What happens when you declare bankruptcy?
You have established that you are unable to pay your debts, and you and/or your company has become insolvent. So, what happens now that you’ve made the decision, or the decision has been made by your creditor/s, to declare bankruptcy? Coming to the conclusion can be one of the hardest hurdles you’ve overcome, and the rest is just a process you need to follow, and then your legal requirements after bankruptcy. Here is what you can expect to happen when you declare bankruptcy.
Apply for bankruptcy
You can’t simply decide you’re going through bankruptcy. There is a formal process to apply for bankruptcy that ensures your situation is insolvent. Why? Because of the implications to your creditors and your earning capacity once you do become legally bankrupt. Should you choose to voluntarily apply for bankruptcy yourself you will need to complete and submit a Debtors Petition by creating an online services account via the AFSA website. Alternatively, if you are unable to complete the online process, you can submit the bankruptcy form offline by contacting AFSA and requesting a Bankruptcy Form which will be sent via post. We can assist you with this process.

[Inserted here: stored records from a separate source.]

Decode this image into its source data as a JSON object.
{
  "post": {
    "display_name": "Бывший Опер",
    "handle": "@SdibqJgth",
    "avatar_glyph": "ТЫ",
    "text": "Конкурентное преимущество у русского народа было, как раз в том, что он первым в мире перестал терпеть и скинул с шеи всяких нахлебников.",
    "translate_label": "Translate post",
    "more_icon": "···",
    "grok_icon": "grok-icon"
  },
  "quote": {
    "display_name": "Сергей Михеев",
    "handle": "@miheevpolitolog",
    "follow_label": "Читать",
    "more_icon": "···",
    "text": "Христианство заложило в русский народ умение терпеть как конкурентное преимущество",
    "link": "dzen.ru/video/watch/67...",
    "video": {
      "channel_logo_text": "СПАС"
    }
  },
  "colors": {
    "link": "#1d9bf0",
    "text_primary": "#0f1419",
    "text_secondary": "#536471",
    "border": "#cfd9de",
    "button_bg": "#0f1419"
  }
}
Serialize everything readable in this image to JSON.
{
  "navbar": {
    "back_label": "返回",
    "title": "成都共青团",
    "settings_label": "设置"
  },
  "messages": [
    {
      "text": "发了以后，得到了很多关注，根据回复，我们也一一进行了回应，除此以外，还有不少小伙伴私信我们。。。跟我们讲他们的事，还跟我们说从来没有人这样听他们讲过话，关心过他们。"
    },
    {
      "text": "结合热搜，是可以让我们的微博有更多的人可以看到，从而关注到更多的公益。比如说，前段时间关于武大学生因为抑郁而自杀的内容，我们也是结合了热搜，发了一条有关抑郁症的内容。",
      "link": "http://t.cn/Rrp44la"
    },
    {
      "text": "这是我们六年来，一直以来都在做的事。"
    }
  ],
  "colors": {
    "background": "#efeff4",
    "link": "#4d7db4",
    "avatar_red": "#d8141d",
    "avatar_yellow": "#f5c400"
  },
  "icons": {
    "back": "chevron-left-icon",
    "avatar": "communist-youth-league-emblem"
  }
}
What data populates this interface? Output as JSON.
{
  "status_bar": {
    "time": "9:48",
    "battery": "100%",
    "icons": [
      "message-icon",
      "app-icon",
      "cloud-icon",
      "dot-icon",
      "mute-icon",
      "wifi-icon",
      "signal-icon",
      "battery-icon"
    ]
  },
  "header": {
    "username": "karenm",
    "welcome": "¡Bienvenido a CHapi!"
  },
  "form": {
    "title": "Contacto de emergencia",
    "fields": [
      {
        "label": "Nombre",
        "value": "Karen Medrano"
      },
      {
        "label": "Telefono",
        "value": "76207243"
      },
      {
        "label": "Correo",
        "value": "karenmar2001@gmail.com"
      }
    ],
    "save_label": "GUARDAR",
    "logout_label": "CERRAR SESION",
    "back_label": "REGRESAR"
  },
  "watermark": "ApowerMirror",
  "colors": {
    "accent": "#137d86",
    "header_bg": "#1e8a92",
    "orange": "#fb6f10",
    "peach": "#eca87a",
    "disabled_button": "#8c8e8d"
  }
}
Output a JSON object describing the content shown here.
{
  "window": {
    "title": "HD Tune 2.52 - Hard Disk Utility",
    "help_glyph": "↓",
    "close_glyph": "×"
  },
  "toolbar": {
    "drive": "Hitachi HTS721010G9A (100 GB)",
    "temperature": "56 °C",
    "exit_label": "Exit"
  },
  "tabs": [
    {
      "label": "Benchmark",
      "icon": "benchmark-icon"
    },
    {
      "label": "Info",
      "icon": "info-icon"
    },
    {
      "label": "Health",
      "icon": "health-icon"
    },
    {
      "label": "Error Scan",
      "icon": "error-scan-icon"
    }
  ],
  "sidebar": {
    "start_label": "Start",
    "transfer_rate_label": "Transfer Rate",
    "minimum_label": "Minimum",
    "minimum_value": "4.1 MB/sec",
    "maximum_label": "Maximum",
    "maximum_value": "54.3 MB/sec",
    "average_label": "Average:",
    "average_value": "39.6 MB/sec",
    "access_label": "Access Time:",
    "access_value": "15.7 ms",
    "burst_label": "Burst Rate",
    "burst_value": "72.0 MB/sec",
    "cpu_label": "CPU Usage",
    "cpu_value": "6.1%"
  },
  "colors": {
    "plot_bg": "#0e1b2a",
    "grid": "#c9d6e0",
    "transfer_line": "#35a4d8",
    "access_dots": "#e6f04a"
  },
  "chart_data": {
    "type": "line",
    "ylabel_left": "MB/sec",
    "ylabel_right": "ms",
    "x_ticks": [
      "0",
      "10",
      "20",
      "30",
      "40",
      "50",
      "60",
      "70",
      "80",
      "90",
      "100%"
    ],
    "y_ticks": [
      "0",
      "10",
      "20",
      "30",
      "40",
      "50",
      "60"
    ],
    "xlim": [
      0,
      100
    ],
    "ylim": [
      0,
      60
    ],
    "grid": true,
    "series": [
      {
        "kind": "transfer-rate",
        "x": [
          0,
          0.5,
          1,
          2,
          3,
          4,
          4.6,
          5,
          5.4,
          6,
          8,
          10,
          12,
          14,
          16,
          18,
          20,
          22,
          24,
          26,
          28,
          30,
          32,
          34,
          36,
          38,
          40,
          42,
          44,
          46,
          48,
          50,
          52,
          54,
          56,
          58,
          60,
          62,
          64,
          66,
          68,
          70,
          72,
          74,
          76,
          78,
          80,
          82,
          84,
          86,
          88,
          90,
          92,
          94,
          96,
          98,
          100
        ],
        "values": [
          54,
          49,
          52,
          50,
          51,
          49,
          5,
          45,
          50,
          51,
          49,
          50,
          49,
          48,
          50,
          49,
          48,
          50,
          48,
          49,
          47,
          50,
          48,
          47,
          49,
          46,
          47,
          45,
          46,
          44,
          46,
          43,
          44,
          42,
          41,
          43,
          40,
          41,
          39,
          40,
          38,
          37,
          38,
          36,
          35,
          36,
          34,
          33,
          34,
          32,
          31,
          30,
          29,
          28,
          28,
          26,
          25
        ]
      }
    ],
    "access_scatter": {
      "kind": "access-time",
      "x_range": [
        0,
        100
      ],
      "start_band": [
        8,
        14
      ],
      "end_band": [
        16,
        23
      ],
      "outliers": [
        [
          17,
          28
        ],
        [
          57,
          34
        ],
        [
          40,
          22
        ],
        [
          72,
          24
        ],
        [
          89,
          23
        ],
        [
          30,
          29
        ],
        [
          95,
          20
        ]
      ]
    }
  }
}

If your application is accepted, a confirmation letter will be sent to you and your creditors. If it is not accepted, AFSA will notify you in writing with the reasons why.
Once your application has been submitted and approved, the bankruptcy process itself is fairly straightforward. A trustee will first be appointed to your estate to manage, with applicable property taken away by them. Your part in the process is largely to cooperate with the process and the trustee, answering questions where required and being transparent about your assets and finances.
A trustee can either be The Official Trustee, or a private registered trustee such as Shaw Gidley. They will handle unsecured creditor debt created prior to your bankruptcy, and the money from your assets and estate will be distributed to your creditors.
There are regulations around what you can do after being declared bankrupt. We have developed a list of what to prepare for in life after bankruptcy here.
There are also limits to what debts bankruptcy covers, which is important to understand at the onset of your application. It does not clear you of all debts, as can sometimes be the assumption. The following areas of debt and payment responsibilities that you are not free from after bankruptcy include, but are not limited to:
Child support payments and debts
HECS and HELP debt
Debts incurred since the date of bankruptcy